The cash-strapped country is now looking towards Iran to meet some of its energy needs.

Motorbike drivers wait to get fuel at a gas station in Dora, Lebanon, August 17, 2021.
Motorbike drivers wait to get fuel at a gas station in Dora, Lebanon, August 17, 2021. (Reuters)

Lebanese fuel prices have soared by up to 70 percent after yet another subsidy cut, official figures showed, heaping more pressure on people struggling to make ends meet in the cash-strapped country.

The cost of hydrocarbons in Lebanon has now roughly tripled in the two months since the central bank started decreasing its support for imports.

The latest cut, which is expected to cause price hikes for other key commodities, hits a Mediterranean country mired in one of the world's worst economic crises in decades.

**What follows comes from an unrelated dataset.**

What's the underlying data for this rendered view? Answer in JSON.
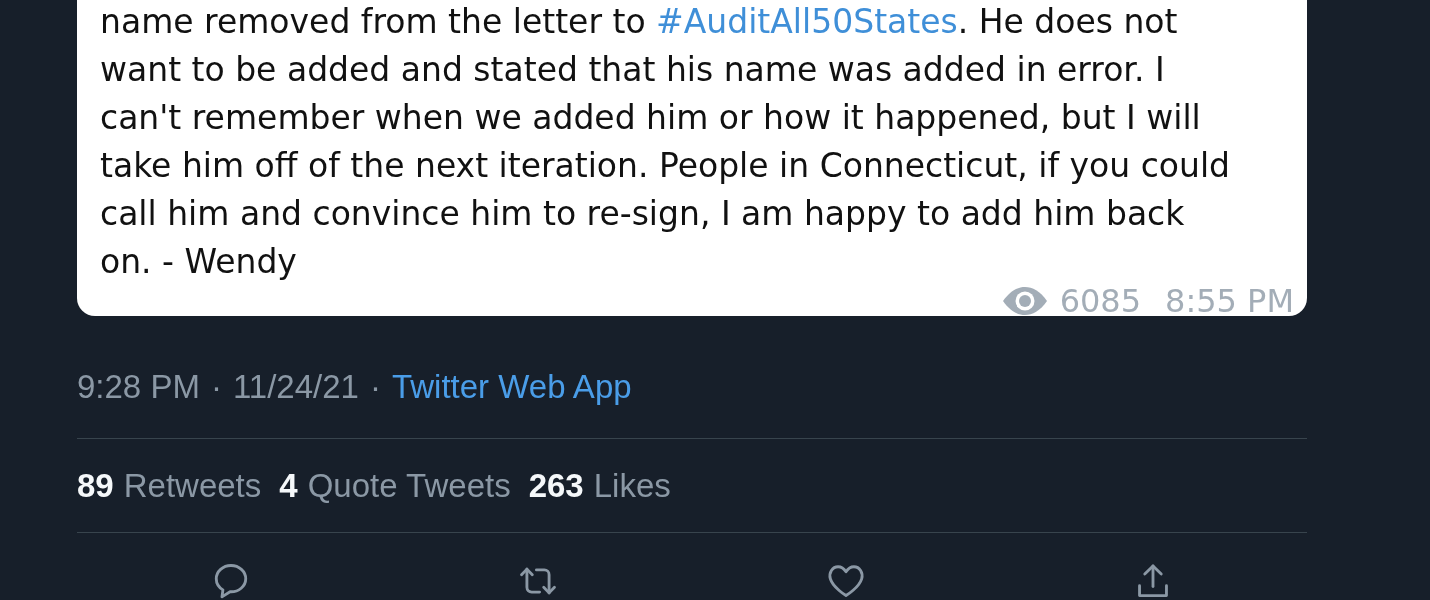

Dire shortages have seen Lebanon's people struggle to find enough fuel to drive to work or power back-up generators during near round-the-clock electricity cuts.

Motorists have become caught up in long lines outside the petrol stations that have remained open.

The refusal of many petrol stations to sell what they do have saw the army deploy this month to seize hoarded fuel and distribute it to the needy.

Frustrations have boiled over in recent weeks, with scuffles repeatedly breaking out over scarce fuel, leaving at least three people dead.

READ MORE: Lebanon hikes fuel prices in effort to ease shortages

Last weekend the explosion of a fuel tank in the north of the country killed at least 30 people.

The cost of 98- and 95-octane petrol both rose on Sunday by around two-thirds, from August 11, according to prices posted by the National News Agency.

The cost of mazout, a widely used petrol derivative, soared by 73 percent over the same period, while cooking gas was up by half.

All three fuels have tripled in cost since June.

Iran ready to ship more fuel

Iran said on Monday it is ready to ship more fuel to Lebanon if needed, a day after the leader of Lebanon's Iran-aligned Hezbollah group said more vessels carrying Iranian fuel would sail soon to help ease the country's fuel shortage.

"We sell our oil and its products based on our own decisions and the needs of our friend. Iran is ready to send fuel again to Lebanon if needed," Iran's Foreign Ministry spokesperson Saeed Khatibzadeh said in an online weekly news conference.

"Certainly we cannot see the suffering of the Lebanese people."

The latest price hikes come with more than three-quarters of the population now living in poverty.

READ MORE: Lebanon’s crisis could end up empowering Hezbollah

READ MORE: Lebanon central bank lifts fuel import subsidies

Source: TRTWorld and agencies